Problem details:
Check every line of the entries for "icon", and copy the lines that hold it.

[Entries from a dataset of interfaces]
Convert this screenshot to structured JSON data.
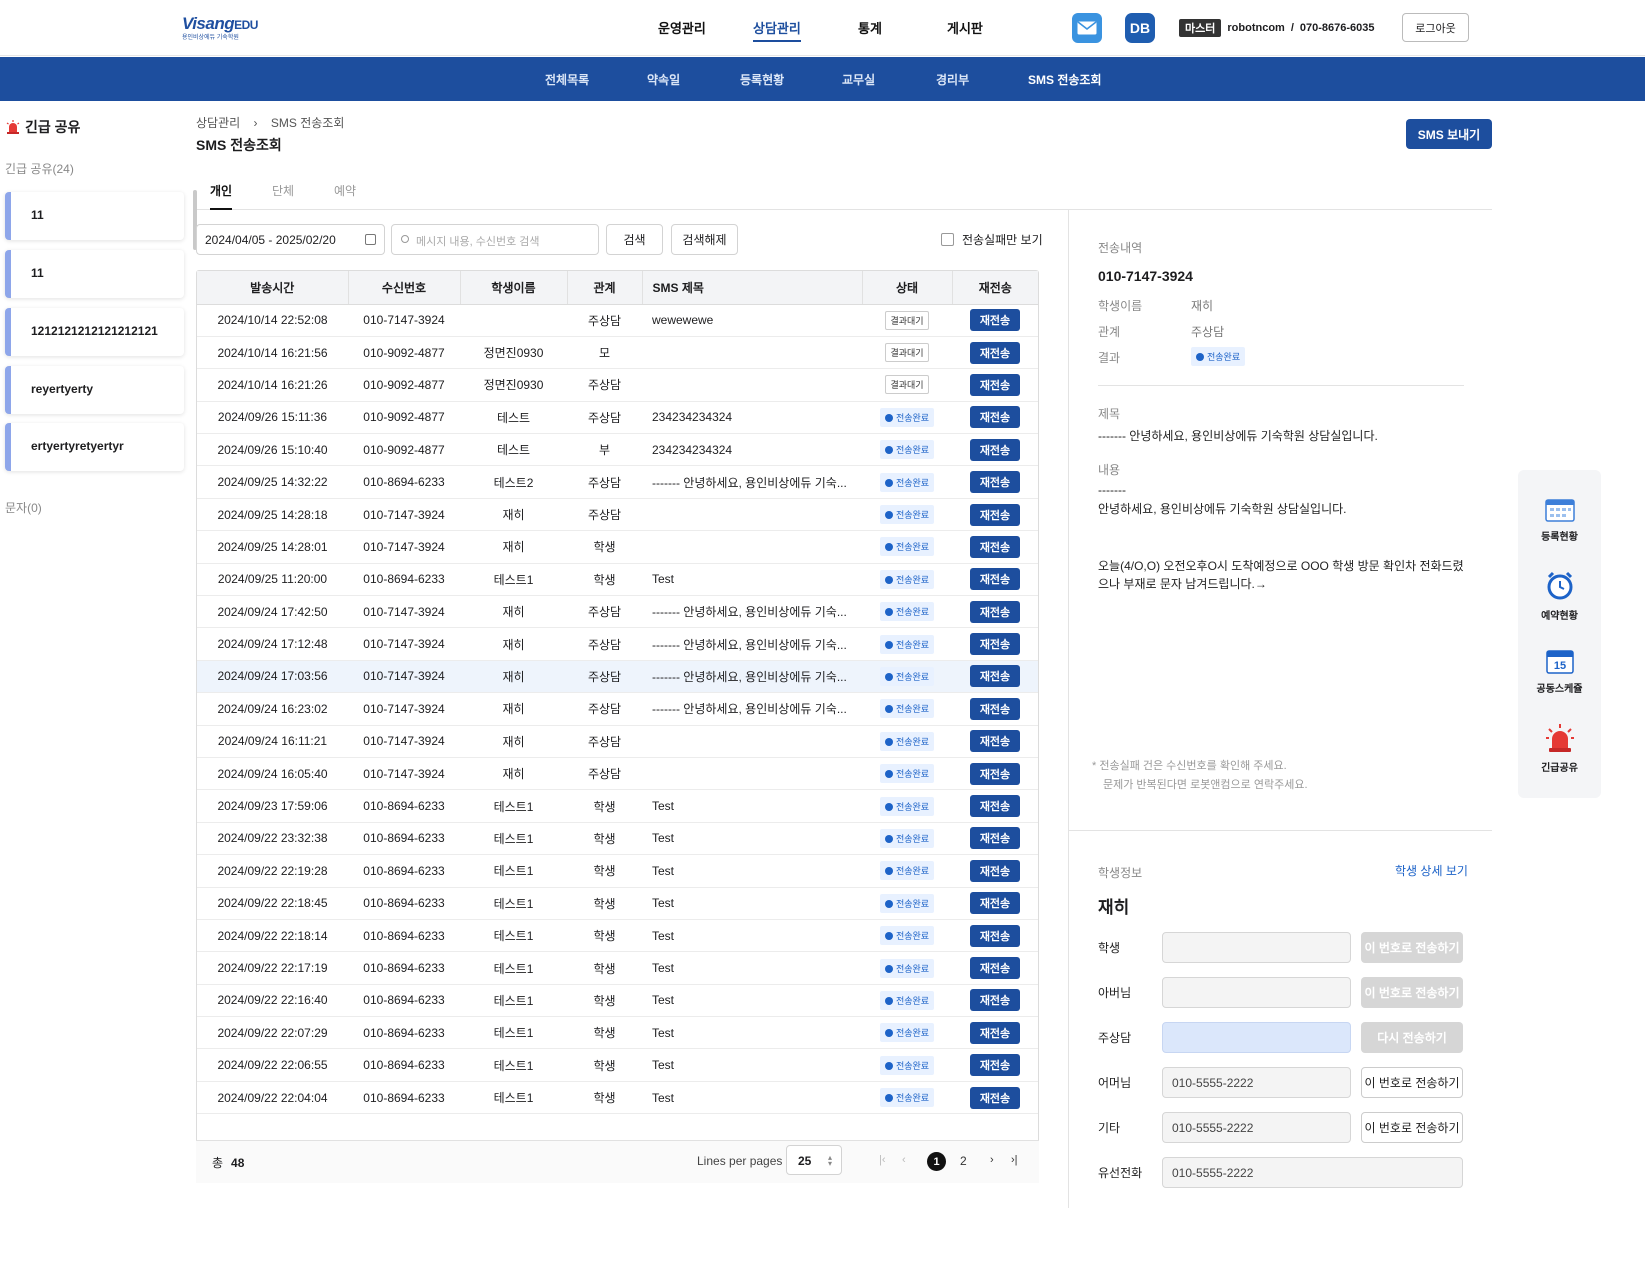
{
  "header": {
    "logo_main": "Visang",
    "logo_sub": "EDU",
    "logo_tagline": "용인비상에듀 기숙학원",
    "nav": [
      {
        "label": "운영관리",
        "active": false
      },
      {
        "label": "상담관리",
        "active": true
      },
      {
        "label": "통계",
        "active": false
      },
      {
        "label": "게시판",
        "active": false
      }
    ],
    "db_label": "DB",
    "role_badge": "마스터",
    "user_id": "robotncom",
    "separator": "/",
    "phone": "070-8676-6035",
    "logout": "로그아웃"
  },
  "subnav": [
    {
      "label": "전체목록",
      "active": false
    },
    {
      "label": "약속일",
      "active": false
    },
    {
      "label": "등록현황",
      "active": false
    },
    {
      "label": "교무실",
      "active": false
    },
    {
      "label": "경리부",
      "active": false
    },
    {
      "label": "SMS 전송조회",
      "active": true
    }
  ],
  "left": {
    "title": "긴급 공유",
    "count_label": "긴급 공유(24)",
    "cards": [
      "11",
      "11",
      "1212121212121212121",
      "reyertyerty",
      "ertyertyretyertyr"
    ],
    "message_label": "문자(0)"
  },
  "breadcrumb": {
    "parent": "상담관리",
    "sep": "›",
    "current": "SMS 전송조회"
  },
  "page_title": "SMS 전송조회",
  "sms_send_button": "SMS 보내기",
  "tabs": [
    {
      "label": "개인",
      "active": true
    },
    {
      "label": "단체",
      "active": false
    },
    {
      "label": "예약",
      "active": false
    }
  ],
  "filters": {
    "date_range": "2024/04/05 - 2025/02/20",
    "search_placeholder": "메시지 내용, 수신번호 검색",
    "search_btn": "검색",
    "reset_btn": "검색해제",
    "fail_only": "전송실패만 보기"
  },
  "table": {
    "columns": [
      "발송시간",
      "수신번호",
      "학생이름",
      "관계",
      "SMS 제목",
      "상태",
      "재전송"
    ],
    "resend_label": "재전송",
    "status_wait": "결과대기",
    "status_done": "전송완료",
    "rows": [
      {
        "time": "2024/10/14 22:52:08",
        "phone": "010-7147-3924",
        "name": "",
        "rel": "주상담",
        "subject": "wewewewe",
        "status": "wait"
      },
      {
        "time": "2024/10/14 16:21:56",
        "phone": "010-9092-4877",
        "name": "정면진0930",
        "rel": "모",
        "subject": "",
        "status": "wait"
      },
      {
        "time": "2024/10/14 16:21:26",
        "phone": "010-9092-4877",
        "name": "정면진0930",
        "rel": "주상담",
        "subject": "",
        "status": "wait"
      },
      {
        "time": "2024/09/26 15:11:36",
        "phone": "010-9092-4877",
        "name": "테스트",
        "rel": "주상담",
        "subject": "234234234324",
        "status": "done"
      },
      {
        "time": "2024/09/26 15:10:40",
        "phone": "010-9092-4877",
        "name": "테스트",
        "rel": "부",
        "subject": "234234234324",
        "status": "done"
      },
      {
        "time": "2024/09/25 14:32:22",
        "phone": "010-8694-6233",
        "name": "테스트2",
        "rel": "주상담",
        "subject": "------- 안녕하세요, 용인비상에듀 기숙...",
        "status": "done"
      },
      {
        "time": "2024/09/25 14:28:18",
        "phone": "010-7147-3924",
        "name": "재히",
        "rel": "주상담",
        "subject": "",
        "status": "done"
      },
      {
        "time": "2024/09/25 14:28:01",
        "phone": "010-7147-3924",
        "name": "재히",
        "rel": "학생",
        "subject": "",
        "status": "done"
      },
      {
        "time": "2024/09/25 11:20:00",
        "phone": "010-8694-6233",
        "name": "테스트1",
        "rel": "학생",
        "subject": "Test",
        "status": "done"
      },
      {
        "time": "2024/09/24 17:42:50",
        "phone": "010-7147-3924",
        "name": "재히",
        "rel": "주상담",
        "subject": "------- 안녕하세요, 용인비상에듀 기숙...",
        "status": "done"
      },
      {
        "time": "2024/09/24 17:12:48",
        "phone": "010-7147-3924",
        "name": "재히",
        "rel": "주상담",
        "subject": "------- 안녕하세요, 용인비상에듀 기숙...",
        "status": "done"
      },
      {
        "time": "2024/09/24 17:03:56",
        "phone": "010-7147-3924",
        "name": "재히",
        "rel": "주상담",
        "subject": "------- 안녕하세요, 용인비상에듀 기숙...",
        "status": "done",
        "selected": true
      },
      {
        "time": "2024/09/24 16:23:02",
        "phone": "010-7147-3924",
        "name": "재히",
        "rel": "주상담",
        "subject": "------- 안녕하세요, 용인비상에듀 기숙...",
        "status": "done"
      },
      {
        "time": "2024/09/24 16:11:21",
        "phone": "010-7147-3924",
        "name": "재히",
        "rel": "주상담",
        "subject": "",
        "status": "done"
      },
      {
        "time": "2024/09/24 16:05:40",
        "phone": "010-7147-3924",
        "name": "재히",
        "rel": "주상담",
        "subject": "",
        "status": "done"
      },
      {
        "time": "2024/09/23 17:59:06",
        "phone": "010-8694-6233",
        "name": "테스트1",
        "rel": "학생",
        "subject": "Test",
        "status": "done"
      },
      {
        "time": "2024/09/22 23:32:38",
        "phone": "010-8694-6233",
        "name": "테스트1",
        "rel": "학생",
        "subject": "Test",
        "status": "done"
      },
      {
        "time": "2024/09/22 22:19:28",
        "phone": "010-8694-6233",
        "name": "테스트1",
        "rel": "학생",
        "subject": "Test",
        "status": "done"
      },
      {
        "time": "2024/09/22 22:18:45",
        "phone": "010-8694-6233",
        "name": "테스트1",
        "rel": "학생",
        "subject": "Test",
        "status": "done"
      },
      {
        "time": "2024/09/22 22:18:14",
        "phone": "010-8694-6233",
        "name": "테스트1",
        "rel": "학생",
        "subject": "Test",
        "status": "done"
      },
      {
        "time": "2024/09/22 22:17:19",
        "phone": "010-8694-6233",
        "name": "테스트1",
        "rel": "학생",
        "subject": "Test",
        "status": "done"
      },
      {
        "time": "2024/09/22 22:16:40",
        "phone": "010-8694-6233",
        "name": "테스트1",
        "rel": "학생",
        "subject": "Test",
        "status": "done"
      },
      {
        "time": "2024/09/22 22:07:29",
        "phone": "010-8694-6233",
        "name": "테스트1",
        "rel": "학생",
        "subject": "Test",
        "status": "done"
      },
      {
        "time": "2024/09/22 22:06:55",
        "phone": "010-8694-6233",
        "name": "테스트1",
        "rel": "학생",
        "subject": "Test",
        "status": "done"
      },
      {
        "time": "2024/09/22 22:04:04",
        "phone": "010-8694-6233",
        "name": "테스트1",
        "rel": "학생",
        "subject": "Test",
        "status": "done"
      }
    ]
  },
  "footer": {
    "total_label": "총",
    "total": "48",
    "lines_label": "Lines per pages",
    "lines_value": "25",
    "pages": [
      "1",
      "2"
    ],
    "current_page": "1"
  },
  "detail": {
    "section_label": "전송내역",
    "phone": "010-7147-3924",
    "name_label": "학생이름",
    "name": "재히",
    "rel_label": "관계",
    "rel": "주상담",
    "result_label": "결과",
    "result": "전송완료",
    "title_label": "제목",
    "title": "------- 안녕하세요, 용인비상에듀 기숙학원 상담실입니다.",
    "content_label": "내용",
    "content_line1": "-------",
    "content_line2": "안녕하세요, 용인비상에듀 기숙학원 상담실입니다.",
    "content_line3": "오늘(4/O,O) 오전오후O시 도착예정으로 OOO 학생 방문 확인차 전화드렸으나 부재로 문자 남겨드립니다.→",
    "note_line1": "* 전송실패 건은 수신번호를 확인해 주세요.",
    "note_line2": "문제가 반복된다면 로봇앤컴으로 연락주세요."
  },
  "student": {
    "section_label": "학생정보",
    "detail_link": "학생 상세 보기",
    "name": "재히",
    "fields": [
      {
        "label": "학생",
        "value": "",
        "button": "이 번호로 전송하기",
        "state": "disabled"
      },
      {
        "label": "아버님",
        "value": "",
        "button": "이 번호로 전송하기",
        "state": "disabled"
      },
      {
        "label": "주상담",
        "value": "",
        "button": "다시 전송하기",
        "state": "disabled",
        "highlight": true
      },
      {
        "label": "어머님",
        "value": "010-5555-2222",
        "button": "이 번호로 전송하기",
        "state": "enabled"
      },
      {
        "label": "기타",
        "value": "010-5555-2222",
        "button": "이 번호로 전송하기",
        "state": "enabled"
      },
      {
        "label": "유선전화",
        "value": "010-5555-2222"
      }
    ]
  },
  "quick_menu": [
    {
      "label": "등록현황",
      "icon": "calendar-grid-icon"
    },
    {
      "label": "예약현황",
      "icon": "alarm-clock-icon"
    },
    {
      "label": "공동스케쥴",
      "icon": "calendar-15-icon",
      "day": "15"
    },
    {
      "label": "긴급공유",
      "icon": "siren-icon"
    }
  ],
  "colors": {
    "primary": "#1d4e9e",
    "accent_blue": "#1d63c8",
    "card_border": "#8ea6ea",
    "siren": "#e53935"
  }
}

Result of this exercise:
      "icon": "calendar-grid-icon"
      "icon": "alarm-clock-icon"
      "icon": "calendar-15-icon",
      "icon": "siren-icon"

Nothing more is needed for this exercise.